# YOUR GOAL
The lines from the one containing "Output a JSON" through the final line of the data below must be written out exactly, both included, and nothing more.
──────── DATA LISTING ────────
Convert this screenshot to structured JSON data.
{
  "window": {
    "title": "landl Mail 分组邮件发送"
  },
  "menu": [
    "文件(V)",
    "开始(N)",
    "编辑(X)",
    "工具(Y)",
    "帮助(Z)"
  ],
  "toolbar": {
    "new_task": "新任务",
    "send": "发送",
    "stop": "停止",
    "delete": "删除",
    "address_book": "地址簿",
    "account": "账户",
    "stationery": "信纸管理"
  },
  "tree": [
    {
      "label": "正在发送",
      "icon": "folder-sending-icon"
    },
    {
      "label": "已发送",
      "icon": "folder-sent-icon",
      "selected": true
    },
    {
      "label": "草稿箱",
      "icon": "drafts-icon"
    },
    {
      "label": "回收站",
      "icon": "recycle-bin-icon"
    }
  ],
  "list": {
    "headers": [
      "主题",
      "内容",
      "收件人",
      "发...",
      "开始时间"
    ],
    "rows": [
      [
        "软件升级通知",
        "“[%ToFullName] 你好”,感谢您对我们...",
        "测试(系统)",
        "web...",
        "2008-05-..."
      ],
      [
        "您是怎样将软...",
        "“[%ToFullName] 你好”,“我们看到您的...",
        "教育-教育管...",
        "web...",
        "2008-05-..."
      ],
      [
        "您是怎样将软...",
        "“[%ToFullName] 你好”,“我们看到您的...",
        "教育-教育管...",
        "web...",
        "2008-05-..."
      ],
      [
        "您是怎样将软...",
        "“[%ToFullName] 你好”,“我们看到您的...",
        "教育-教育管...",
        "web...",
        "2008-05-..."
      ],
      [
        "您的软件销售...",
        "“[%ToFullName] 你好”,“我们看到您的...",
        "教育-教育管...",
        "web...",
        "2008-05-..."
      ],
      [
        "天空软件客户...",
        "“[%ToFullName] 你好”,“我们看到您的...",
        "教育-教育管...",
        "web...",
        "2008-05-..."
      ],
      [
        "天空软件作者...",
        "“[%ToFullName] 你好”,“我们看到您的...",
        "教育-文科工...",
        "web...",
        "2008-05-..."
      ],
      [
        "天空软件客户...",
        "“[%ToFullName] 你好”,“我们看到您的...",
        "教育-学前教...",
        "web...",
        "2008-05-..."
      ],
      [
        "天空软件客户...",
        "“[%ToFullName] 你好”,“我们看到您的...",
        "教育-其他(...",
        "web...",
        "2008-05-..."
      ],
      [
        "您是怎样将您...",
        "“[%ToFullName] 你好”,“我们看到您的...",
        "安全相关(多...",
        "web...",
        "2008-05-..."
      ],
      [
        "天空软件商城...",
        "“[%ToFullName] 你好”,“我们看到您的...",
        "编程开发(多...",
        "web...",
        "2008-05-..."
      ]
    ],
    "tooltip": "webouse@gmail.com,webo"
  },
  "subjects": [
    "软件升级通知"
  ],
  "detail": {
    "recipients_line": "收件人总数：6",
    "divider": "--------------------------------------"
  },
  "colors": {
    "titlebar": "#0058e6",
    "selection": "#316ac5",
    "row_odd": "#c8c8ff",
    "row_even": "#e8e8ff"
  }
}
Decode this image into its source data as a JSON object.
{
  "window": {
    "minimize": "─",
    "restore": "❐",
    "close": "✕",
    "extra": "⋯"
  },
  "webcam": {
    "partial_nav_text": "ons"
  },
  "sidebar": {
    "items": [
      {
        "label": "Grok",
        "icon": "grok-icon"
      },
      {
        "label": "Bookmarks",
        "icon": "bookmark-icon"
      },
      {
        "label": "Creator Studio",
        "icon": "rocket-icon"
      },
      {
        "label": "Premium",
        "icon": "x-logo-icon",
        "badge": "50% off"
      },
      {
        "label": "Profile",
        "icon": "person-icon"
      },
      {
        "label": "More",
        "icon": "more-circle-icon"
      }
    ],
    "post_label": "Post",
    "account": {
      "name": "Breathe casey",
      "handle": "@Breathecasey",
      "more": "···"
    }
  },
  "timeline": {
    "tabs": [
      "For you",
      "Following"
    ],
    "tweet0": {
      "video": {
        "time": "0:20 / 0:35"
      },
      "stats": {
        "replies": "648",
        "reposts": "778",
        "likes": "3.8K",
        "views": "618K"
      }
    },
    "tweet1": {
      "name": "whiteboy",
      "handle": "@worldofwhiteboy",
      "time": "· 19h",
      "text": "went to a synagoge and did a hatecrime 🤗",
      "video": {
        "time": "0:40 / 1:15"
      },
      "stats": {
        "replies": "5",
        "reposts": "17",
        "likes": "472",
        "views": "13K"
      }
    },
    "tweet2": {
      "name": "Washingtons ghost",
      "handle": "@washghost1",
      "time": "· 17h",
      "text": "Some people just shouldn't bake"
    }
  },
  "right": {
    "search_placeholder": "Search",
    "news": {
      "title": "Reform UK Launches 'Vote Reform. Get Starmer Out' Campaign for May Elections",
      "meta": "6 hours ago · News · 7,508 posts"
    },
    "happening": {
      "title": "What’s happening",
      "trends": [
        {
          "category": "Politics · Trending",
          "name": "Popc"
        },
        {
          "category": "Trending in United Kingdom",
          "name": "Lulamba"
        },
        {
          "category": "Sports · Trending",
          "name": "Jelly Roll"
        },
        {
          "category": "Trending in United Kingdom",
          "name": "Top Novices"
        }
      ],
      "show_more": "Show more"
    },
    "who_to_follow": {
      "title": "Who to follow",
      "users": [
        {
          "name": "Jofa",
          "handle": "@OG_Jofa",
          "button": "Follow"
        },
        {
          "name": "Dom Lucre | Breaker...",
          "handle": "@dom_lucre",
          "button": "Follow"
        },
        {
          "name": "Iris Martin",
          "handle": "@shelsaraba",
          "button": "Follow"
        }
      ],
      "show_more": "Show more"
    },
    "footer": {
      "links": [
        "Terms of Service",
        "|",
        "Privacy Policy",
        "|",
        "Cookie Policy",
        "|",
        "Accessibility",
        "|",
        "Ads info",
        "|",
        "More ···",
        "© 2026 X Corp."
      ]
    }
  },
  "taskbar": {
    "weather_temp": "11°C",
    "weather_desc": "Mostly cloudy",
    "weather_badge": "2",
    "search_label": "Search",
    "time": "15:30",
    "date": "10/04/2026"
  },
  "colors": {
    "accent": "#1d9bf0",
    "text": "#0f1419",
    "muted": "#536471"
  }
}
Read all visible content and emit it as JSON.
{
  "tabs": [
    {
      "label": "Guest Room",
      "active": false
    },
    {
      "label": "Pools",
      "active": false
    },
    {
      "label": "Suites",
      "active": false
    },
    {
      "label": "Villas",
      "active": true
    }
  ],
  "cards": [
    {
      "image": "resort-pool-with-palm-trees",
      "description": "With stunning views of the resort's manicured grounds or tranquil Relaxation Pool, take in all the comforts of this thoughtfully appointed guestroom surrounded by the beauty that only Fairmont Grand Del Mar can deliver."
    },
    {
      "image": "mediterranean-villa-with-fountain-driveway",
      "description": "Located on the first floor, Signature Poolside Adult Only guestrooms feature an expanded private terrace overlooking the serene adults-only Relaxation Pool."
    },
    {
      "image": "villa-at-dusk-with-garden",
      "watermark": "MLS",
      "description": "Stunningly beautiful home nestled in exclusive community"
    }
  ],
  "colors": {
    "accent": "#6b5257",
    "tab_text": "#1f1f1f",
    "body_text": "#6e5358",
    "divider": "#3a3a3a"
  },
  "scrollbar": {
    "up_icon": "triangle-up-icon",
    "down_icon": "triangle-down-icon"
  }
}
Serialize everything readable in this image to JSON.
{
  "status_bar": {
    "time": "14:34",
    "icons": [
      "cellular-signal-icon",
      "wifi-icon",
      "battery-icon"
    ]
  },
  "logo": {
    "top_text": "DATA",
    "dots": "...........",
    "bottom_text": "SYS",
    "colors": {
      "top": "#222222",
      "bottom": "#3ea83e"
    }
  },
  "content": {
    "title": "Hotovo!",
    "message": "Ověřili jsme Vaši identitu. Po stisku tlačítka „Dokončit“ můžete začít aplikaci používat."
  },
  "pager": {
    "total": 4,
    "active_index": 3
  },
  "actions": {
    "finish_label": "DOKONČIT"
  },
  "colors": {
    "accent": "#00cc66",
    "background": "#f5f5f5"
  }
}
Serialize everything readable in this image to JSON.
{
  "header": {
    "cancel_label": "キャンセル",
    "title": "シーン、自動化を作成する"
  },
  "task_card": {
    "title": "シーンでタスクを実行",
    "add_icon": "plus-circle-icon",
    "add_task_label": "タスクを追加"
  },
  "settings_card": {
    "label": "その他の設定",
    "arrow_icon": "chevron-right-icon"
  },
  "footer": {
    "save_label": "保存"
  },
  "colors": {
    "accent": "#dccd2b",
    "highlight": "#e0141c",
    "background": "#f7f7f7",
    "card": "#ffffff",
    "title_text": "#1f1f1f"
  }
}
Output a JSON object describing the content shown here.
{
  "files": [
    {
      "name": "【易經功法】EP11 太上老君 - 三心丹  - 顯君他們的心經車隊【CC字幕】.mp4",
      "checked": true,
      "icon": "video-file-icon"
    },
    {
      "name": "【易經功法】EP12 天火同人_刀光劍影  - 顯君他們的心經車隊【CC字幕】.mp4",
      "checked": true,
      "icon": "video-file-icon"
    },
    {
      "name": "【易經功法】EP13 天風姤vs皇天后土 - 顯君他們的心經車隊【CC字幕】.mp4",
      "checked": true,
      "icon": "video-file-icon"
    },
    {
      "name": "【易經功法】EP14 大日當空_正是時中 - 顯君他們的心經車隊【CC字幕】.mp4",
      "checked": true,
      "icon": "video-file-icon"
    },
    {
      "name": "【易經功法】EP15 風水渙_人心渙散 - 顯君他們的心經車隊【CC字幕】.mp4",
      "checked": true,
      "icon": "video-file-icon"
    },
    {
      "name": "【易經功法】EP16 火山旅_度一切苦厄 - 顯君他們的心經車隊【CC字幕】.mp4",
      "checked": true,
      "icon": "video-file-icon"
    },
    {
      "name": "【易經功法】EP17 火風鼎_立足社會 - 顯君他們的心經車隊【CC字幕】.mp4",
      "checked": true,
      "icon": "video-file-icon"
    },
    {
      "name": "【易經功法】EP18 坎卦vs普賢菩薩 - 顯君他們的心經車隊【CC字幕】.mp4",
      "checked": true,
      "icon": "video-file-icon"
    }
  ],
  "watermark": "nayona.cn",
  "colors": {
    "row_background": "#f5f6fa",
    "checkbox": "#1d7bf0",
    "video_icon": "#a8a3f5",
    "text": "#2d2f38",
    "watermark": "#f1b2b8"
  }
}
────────
# TASK RESULT
Output a JSON object describing the content shown here.
{
  "files": [
    {
      "name": "【易經功法】EP11 太上老君 - 三心丹  - 顯君他們的心經車隊【CC字幕】.mp4",
      "checked": true,
      "icon": "video-file-icon"
    },
    {
      "name": "【易經功法】EP12 天火同人_刀光劍影  - 顯君他們的心經車隊【CC字幕】.mp4",
      "checked": true,
      "icon": "video-file-icon"
    },
    {
      "name": "【易經功法】EP13 天風姤vs皇天后土 - 顯君他們的心經車隊【CC字幕】.mp4",
      "checked": true,
      "icon": "video-file-icon"
    },
    {
      "name": "【易經功法】EP14 大日當空_正是時中 - 顯君他們的心經車隊【CC字幕】.mp4",
      "checked": true,
      "icon": "video-file-icon"
    },
    {
      "name": "【易經功法】EP15 風水渙_人心渙散 - 顯君他們的心經車隊【CC字幕】.mp4",
      "checked": true,
      "icon": "video-file-icon"
    },
    {
      "name": "【易經功法】EP16 火山旅_度一切苦厄 - 顯君他們的心經車隊【CC字幕】.mp4",
      "checked": true,
      "icon": "video-file-icon"
    },
    {
      "name": "【易經功法】EP17 火風鼎_立足社會 - 顯君他們的心經車隊【CC字幕】.mp4",
      "checked": true,
      "icon": "video-file-icon"
    },
    {
      "name": "【易經功法】EP18 坎卦vs普賢菩薩 - 顯君他們的心經車隊【CC字幕】.mp4",
      "checked": true,
      "icon": "video-file-icon"
    }
  ],
  "watermark": "nayona.cn",
  "colors": {
    "row_background": "#f5f6fa",
    "checkbox": "#1d7bf0",
    "video_icon": "#a8a3f5",
    "text": "#2d2f38",
    "watermark": "#f1b2b8"
  }
}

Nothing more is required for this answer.